i recently discovered  i am a male cornish marazion millett - earliest found genealogical ancestor - probably - peter millett d1615-
from tony millet's marazion family research-
tony has done a lot of research on cornish milletts-

there are a bunch of cornish milletts who have now done ydna testing on ftdna-
this is test for male line - and tests for a common male ancestor going back thousands of years- and gives genealogical accuracy to around 12 generations back 

i hope we can see if we match american milletts- or don't match! sometime in the future-
millett is quite a rare name- not too many - so it is possible-

ydna research is currently live in the study of the many human diasporas- not just the american migrations-
but bronze age and earlier-
current live topics are the yamnaya migrations-
my milletts are R1b haplogroup -

thanks richard!

And try these links:

theres also a ydna surname search on


this site :

indicates thomas millett might have been cornish - i cant verify the accuracy of anything here.

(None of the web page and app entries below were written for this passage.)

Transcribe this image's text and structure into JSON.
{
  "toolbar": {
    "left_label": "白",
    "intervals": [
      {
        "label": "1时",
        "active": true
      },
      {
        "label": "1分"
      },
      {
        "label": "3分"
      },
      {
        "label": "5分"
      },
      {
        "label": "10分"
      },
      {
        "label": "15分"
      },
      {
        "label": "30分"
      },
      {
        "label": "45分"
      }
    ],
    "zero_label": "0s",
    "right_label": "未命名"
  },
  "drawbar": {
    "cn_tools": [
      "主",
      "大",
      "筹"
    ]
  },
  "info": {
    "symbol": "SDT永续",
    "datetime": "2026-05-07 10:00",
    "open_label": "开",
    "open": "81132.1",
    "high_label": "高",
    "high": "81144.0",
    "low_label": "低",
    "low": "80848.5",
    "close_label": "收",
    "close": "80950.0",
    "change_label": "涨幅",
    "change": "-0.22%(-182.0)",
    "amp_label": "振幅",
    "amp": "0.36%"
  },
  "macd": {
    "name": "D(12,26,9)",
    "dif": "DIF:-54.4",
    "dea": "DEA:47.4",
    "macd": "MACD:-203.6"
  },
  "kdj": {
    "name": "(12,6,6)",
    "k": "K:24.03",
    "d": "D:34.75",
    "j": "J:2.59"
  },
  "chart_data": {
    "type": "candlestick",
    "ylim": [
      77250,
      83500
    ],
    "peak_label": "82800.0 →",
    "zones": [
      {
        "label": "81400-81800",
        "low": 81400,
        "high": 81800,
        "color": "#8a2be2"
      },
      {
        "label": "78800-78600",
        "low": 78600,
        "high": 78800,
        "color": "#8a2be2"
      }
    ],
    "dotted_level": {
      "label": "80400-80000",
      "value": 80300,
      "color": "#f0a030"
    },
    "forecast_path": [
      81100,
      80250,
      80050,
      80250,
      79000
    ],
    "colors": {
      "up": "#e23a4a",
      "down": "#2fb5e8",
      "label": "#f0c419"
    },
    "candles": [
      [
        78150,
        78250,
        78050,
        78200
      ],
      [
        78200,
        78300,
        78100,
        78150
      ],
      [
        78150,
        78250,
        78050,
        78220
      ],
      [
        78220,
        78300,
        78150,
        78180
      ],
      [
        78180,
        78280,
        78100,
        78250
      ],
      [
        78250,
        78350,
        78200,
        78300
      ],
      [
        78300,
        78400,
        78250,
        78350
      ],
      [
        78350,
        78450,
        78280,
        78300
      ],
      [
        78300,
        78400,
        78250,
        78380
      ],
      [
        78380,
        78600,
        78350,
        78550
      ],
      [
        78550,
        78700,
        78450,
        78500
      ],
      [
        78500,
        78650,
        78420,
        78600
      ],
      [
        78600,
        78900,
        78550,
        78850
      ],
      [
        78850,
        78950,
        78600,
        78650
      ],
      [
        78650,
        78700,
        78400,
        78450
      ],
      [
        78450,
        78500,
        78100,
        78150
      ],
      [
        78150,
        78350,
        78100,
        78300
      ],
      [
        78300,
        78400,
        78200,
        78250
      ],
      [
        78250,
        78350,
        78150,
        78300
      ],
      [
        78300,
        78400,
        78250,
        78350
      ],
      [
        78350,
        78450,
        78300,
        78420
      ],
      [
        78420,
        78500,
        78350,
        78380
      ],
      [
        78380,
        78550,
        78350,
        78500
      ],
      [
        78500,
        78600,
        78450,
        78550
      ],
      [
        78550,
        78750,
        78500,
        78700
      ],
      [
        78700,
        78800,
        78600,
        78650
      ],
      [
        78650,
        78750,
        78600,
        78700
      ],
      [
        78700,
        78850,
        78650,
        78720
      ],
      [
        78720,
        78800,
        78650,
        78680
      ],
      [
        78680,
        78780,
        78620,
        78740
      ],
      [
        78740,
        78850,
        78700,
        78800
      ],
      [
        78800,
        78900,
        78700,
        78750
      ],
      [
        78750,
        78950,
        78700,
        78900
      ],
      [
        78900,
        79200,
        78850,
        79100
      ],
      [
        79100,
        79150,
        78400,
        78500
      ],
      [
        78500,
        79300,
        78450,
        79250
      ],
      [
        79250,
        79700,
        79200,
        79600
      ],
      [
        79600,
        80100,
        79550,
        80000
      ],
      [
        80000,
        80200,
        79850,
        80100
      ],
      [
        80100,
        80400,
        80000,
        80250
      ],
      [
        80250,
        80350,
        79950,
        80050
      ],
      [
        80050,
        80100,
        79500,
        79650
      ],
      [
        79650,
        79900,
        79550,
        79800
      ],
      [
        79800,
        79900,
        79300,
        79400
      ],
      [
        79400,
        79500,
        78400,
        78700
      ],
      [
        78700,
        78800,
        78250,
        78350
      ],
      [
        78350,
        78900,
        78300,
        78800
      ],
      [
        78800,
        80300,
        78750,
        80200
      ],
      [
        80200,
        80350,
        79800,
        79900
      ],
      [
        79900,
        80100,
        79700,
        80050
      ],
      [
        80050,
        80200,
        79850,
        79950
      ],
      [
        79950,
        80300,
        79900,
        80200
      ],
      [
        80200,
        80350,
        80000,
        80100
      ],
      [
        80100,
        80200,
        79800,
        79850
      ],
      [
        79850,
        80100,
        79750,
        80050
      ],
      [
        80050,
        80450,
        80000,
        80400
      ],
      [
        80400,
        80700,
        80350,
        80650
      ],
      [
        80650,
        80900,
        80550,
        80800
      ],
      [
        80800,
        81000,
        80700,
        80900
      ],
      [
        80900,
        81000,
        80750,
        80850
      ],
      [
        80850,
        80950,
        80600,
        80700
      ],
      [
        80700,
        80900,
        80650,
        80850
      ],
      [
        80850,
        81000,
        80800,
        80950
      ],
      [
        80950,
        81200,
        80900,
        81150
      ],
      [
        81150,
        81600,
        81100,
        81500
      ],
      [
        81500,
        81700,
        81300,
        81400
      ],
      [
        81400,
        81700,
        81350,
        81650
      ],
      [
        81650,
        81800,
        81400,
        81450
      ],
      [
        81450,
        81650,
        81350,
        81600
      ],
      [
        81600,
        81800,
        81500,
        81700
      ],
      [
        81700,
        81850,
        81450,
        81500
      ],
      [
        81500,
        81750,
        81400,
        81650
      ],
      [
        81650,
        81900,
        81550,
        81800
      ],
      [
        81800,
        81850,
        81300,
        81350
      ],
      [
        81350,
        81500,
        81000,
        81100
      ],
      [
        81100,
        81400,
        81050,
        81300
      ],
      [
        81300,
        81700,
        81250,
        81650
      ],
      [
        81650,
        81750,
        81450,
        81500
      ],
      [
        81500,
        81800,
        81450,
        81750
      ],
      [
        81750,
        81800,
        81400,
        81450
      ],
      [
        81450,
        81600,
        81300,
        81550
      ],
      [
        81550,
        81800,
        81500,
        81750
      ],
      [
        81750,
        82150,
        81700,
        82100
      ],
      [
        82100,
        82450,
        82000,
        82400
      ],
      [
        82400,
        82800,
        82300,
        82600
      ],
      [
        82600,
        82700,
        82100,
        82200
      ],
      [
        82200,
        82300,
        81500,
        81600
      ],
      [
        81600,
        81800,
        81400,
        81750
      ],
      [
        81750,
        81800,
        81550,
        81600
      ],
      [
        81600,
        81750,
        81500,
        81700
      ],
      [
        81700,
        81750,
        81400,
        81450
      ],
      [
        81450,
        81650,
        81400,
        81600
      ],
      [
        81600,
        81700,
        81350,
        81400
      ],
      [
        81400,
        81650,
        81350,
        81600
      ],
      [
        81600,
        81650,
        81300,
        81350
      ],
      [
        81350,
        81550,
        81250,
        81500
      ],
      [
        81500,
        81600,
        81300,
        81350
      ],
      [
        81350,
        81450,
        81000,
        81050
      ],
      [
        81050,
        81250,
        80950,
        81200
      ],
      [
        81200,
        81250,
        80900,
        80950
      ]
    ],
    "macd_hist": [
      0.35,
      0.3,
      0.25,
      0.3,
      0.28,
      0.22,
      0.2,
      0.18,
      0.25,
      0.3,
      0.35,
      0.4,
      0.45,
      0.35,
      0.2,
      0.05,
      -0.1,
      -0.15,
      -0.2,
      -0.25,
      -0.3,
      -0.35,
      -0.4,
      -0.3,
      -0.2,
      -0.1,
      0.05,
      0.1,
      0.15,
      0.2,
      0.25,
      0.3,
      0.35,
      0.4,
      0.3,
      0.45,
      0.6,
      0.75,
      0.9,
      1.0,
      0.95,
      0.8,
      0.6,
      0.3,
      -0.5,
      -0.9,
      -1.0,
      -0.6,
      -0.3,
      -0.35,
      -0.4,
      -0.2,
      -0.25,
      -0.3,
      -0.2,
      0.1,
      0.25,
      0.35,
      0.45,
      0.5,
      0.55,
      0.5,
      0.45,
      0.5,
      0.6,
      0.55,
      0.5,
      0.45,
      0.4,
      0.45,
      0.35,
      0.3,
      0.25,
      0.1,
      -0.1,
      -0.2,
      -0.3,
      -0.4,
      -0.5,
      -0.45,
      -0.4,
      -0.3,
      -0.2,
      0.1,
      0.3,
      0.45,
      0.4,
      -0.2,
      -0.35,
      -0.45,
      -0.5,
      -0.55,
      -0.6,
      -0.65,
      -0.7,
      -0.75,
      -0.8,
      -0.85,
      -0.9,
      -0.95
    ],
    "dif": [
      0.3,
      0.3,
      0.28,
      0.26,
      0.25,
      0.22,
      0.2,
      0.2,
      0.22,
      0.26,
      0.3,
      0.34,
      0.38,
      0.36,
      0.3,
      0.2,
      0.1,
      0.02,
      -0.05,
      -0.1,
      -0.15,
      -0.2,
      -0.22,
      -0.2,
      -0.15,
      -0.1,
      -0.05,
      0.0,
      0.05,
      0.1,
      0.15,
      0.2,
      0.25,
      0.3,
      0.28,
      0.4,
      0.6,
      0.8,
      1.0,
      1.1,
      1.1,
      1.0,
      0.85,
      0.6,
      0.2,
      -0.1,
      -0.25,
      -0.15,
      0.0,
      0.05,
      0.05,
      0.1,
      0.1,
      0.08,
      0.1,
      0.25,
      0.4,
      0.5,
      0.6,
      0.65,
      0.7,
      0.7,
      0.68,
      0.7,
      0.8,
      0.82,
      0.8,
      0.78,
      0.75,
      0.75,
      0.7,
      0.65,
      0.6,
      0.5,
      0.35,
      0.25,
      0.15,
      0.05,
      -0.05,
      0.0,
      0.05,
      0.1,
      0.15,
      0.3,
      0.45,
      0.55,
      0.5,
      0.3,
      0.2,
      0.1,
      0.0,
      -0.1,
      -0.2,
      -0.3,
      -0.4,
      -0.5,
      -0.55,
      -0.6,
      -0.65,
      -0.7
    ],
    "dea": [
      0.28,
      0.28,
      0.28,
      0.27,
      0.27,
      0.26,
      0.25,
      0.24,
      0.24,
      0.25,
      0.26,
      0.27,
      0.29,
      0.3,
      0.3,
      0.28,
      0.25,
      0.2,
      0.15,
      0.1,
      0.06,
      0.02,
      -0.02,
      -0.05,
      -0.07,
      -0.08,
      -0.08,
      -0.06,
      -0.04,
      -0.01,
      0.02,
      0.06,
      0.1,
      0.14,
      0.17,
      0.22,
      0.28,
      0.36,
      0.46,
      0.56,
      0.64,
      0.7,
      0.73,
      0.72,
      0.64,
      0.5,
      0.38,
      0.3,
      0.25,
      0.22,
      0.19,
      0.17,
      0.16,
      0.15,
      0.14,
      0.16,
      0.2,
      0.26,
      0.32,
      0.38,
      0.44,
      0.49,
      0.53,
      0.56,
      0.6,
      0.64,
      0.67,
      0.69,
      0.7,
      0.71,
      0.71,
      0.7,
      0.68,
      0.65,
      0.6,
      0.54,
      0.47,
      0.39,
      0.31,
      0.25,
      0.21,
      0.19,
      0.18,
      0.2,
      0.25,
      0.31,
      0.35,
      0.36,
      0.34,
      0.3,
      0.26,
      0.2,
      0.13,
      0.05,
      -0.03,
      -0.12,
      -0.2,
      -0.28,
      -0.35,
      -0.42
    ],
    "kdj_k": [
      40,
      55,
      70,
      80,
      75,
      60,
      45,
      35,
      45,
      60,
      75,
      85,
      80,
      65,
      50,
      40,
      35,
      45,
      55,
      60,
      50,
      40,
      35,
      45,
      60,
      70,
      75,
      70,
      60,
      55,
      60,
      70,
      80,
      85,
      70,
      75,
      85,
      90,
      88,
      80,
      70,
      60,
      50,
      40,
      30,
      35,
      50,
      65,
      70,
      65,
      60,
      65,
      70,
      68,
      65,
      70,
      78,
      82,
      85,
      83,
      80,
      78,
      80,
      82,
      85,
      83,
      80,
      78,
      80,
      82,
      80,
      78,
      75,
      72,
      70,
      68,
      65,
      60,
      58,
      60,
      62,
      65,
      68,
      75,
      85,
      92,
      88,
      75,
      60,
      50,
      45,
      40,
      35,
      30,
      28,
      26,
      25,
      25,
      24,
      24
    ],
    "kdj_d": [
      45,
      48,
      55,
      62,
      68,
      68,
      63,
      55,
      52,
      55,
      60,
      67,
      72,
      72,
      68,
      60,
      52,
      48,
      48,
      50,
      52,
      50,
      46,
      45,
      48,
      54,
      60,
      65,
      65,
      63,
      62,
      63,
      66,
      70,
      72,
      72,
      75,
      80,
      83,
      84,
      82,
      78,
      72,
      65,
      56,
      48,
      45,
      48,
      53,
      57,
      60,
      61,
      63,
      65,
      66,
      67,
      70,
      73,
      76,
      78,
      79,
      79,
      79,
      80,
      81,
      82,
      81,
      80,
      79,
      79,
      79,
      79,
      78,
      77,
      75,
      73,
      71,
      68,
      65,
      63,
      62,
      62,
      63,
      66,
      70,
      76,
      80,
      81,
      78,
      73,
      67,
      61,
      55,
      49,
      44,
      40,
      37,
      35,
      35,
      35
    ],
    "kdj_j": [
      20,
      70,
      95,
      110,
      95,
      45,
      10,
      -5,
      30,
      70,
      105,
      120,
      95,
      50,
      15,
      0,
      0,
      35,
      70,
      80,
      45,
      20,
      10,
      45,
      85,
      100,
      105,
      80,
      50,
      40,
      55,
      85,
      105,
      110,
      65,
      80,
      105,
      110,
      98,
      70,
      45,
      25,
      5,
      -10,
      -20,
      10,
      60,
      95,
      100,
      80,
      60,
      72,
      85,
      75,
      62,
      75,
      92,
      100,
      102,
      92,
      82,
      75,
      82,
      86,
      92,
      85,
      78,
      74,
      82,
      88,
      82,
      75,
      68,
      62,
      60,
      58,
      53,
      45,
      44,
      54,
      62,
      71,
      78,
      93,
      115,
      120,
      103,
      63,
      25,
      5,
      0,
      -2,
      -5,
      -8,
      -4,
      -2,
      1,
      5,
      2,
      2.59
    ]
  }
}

The last of the planters to come to Brookfield and probably the one who had the shortest stay, was Thomas Millett, who succeeded John Younglove in the pulpit. He was the first man to have come to Brookfield to settle, having already acquired the distinction of Freeman.

The ancestry of Mr. Millett, can be traced back several generations in England. His was a family which was highly respected in Marazion, a town about three miles from Penzance, County Cornwall, England. The first member of the family of whom we take note was William, High Sheriff of the county during the reign of Elizabeth 1. Among the children of William was Henry, the father of Thomas.

Thomas was born in Chertsey, Surrey, England in 1605, son of Henry and Joice (Chapman) Millett, and spent his boyhood in England. At the age of 16, he was bound to Robert Emory of Fetter Lane for 10 years, and was freed on October 3, 1631. On May 1, 1629, Thomas married Mary Greenoway, daughter of John and Mary. Their first two children were born at St. Saviours, Southwark, County Surrey in England. The first, John, died in infancy, but the second, Thomas Jr., came to America with his parents. The Milletts, Thomas Sr., aged 30, Mary aged 29, and Thomas Jr. aged 2, set sail from London in April 1635, on the “Elizabeth”‘ William Stagg, master, and arrived in Boston in midsummer of that same year. They had been certified as conforming to the requirements for immigration by the minister of St. Saviours.